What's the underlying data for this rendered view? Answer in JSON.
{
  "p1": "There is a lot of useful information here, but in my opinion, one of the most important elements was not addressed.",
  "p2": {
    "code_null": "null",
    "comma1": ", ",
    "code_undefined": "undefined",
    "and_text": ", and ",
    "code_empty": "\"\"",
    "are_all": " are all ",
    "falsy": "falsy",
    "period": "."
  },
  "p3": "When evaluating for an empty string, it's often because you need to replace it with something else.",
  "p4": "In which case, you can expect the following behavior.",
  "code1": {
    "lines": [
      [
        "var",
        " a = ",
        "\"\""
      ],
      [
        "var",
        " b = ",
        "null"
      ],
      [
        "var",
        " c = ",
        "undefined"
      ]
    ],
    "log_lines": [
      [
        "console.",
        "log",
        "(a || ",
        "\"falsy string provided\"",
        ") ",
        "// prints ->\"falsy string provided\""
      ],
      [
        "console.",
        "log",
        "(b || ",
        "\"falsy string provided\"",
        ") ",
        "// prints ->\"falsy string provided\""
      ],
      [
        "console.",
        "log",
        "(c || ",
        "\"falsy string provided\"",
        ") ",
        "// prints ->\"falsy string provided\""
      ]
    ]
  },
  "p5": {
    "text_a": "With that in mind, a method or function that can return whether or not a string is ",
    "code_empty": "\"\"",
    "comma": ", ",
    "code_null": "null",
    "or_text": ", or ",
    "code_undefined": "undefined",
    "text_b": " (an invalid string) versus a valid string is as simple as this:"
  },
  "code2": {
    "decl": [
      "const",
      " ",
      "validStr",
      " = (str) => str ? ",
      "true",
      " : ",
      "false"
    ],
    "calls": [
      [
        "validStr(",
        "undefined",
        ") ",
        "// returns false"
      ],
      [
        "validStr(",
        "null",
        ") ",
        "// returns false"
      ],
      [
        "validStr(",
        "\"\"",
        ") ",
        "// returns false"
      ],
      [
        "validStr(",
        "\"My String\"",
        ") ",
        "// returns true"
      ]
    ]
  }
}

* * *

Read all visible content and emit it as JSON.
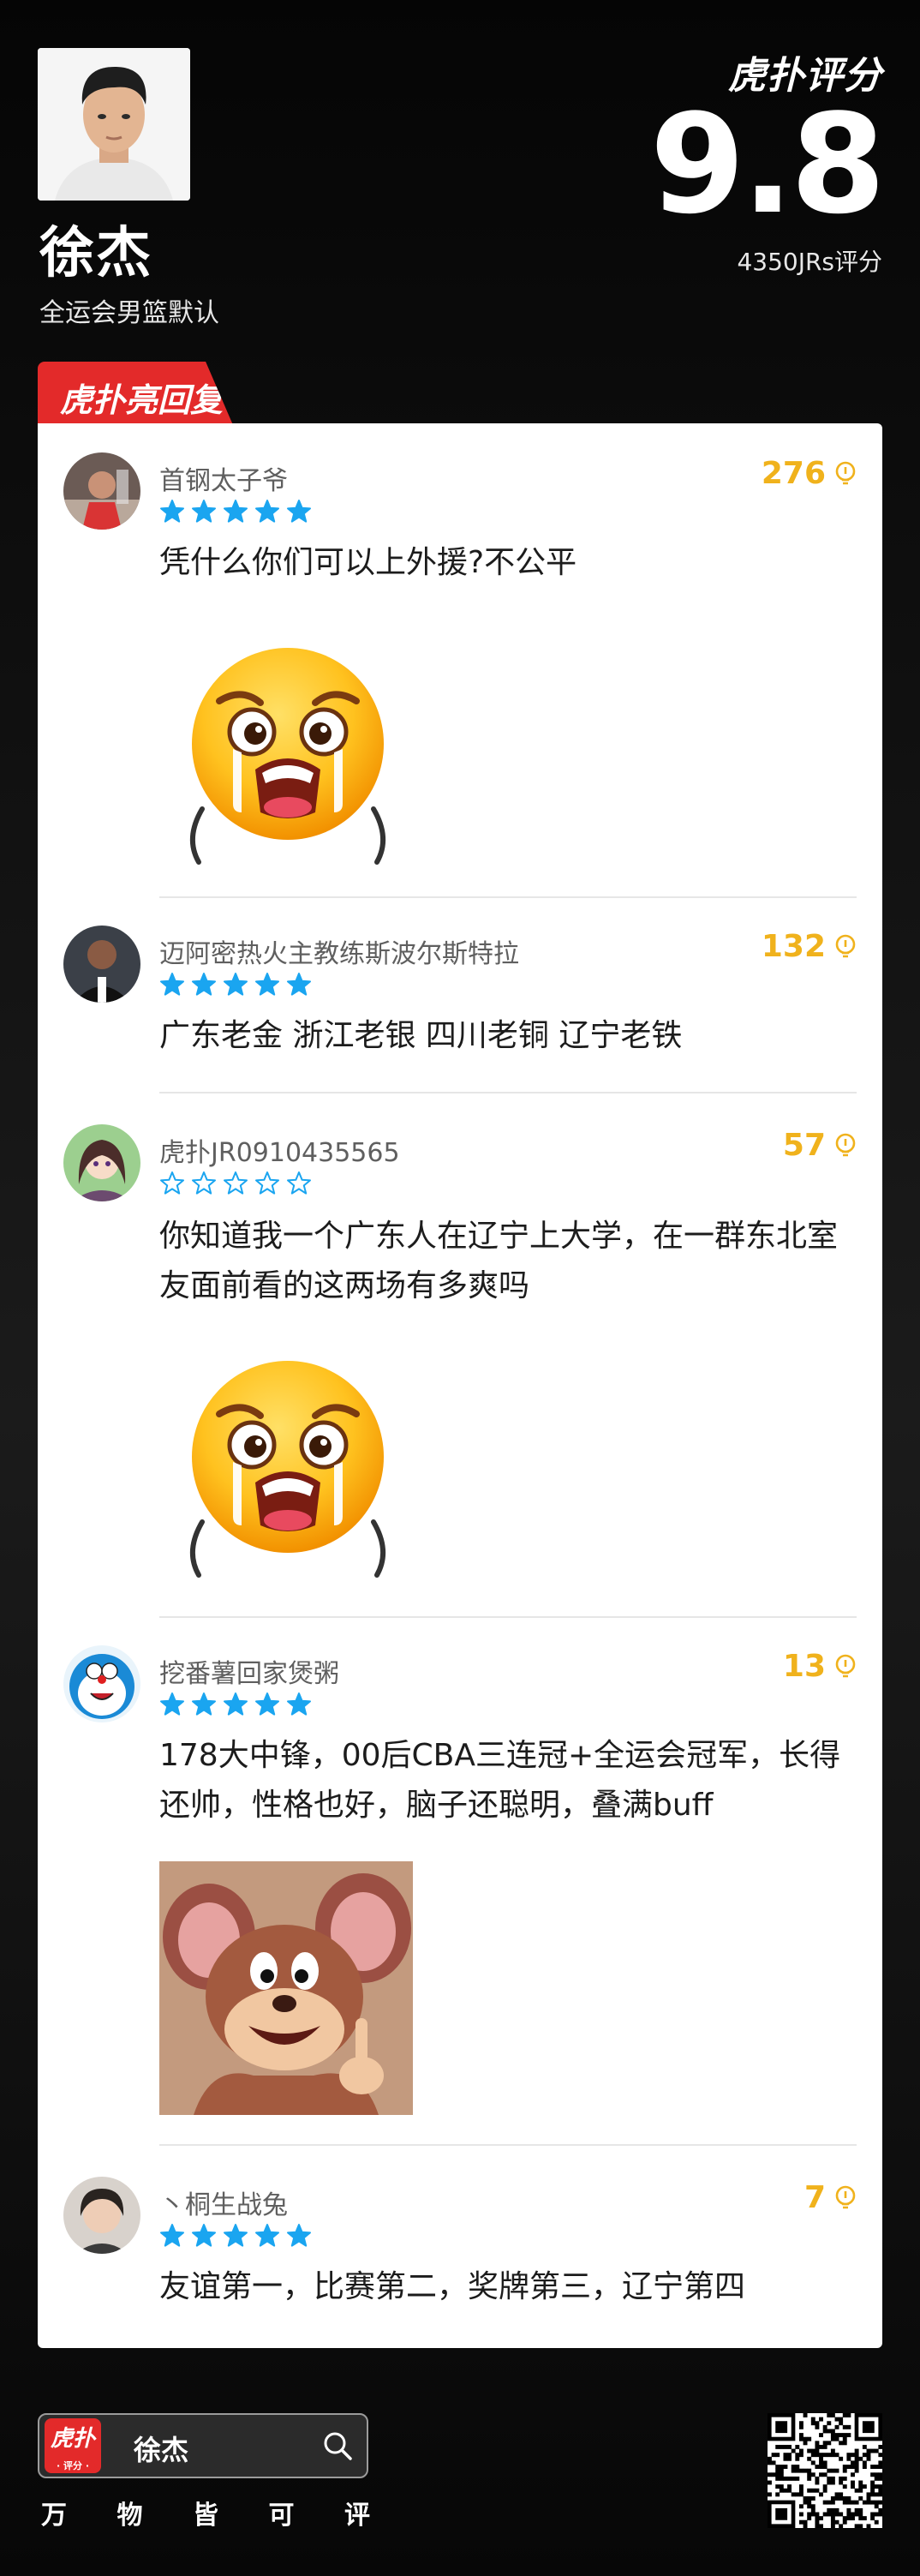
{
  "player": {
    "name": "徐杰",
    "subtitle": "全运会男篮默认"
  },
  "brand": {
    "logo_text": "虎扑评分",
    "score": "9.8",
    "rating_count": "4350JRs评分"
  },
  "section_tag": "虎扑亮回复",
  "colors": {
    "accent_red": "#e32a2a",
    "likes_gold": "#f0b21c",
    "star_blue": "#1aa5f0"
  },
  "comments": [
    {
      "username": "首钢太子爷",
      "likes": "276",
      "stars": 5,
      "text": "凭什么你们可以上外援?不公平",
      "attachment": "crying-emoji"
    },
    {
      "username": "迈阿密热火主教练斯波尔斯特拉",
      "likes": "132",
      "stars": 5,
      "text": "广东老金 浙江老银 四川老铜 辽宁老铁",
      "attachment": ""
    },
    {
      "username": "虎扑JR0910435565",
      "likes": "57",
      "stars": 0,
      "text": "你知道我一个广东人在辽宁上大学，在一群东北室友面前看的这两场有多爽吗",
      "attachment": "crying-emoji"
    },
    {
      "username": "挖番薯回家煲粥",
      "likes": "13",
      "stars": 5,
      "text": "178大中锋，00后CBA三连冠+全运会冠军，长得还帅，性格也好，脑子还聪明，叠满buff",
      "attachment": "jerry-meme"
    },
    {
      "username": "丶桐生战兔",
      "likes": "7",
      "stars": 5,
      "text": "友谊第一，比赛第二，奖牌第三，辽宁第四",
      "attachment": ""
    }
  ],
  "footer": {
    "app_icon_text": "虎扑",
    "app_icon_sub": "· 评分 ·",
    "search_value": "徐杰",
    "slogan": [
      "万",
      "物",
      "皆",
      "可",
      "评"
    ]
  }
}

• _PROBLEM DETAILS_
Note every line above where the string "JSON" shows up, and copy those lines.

• _SOLUTION TO THIS TASK_
What's the underlying data for this rendered view? Answer in JSON.
Read all visible content and emit it as JSON.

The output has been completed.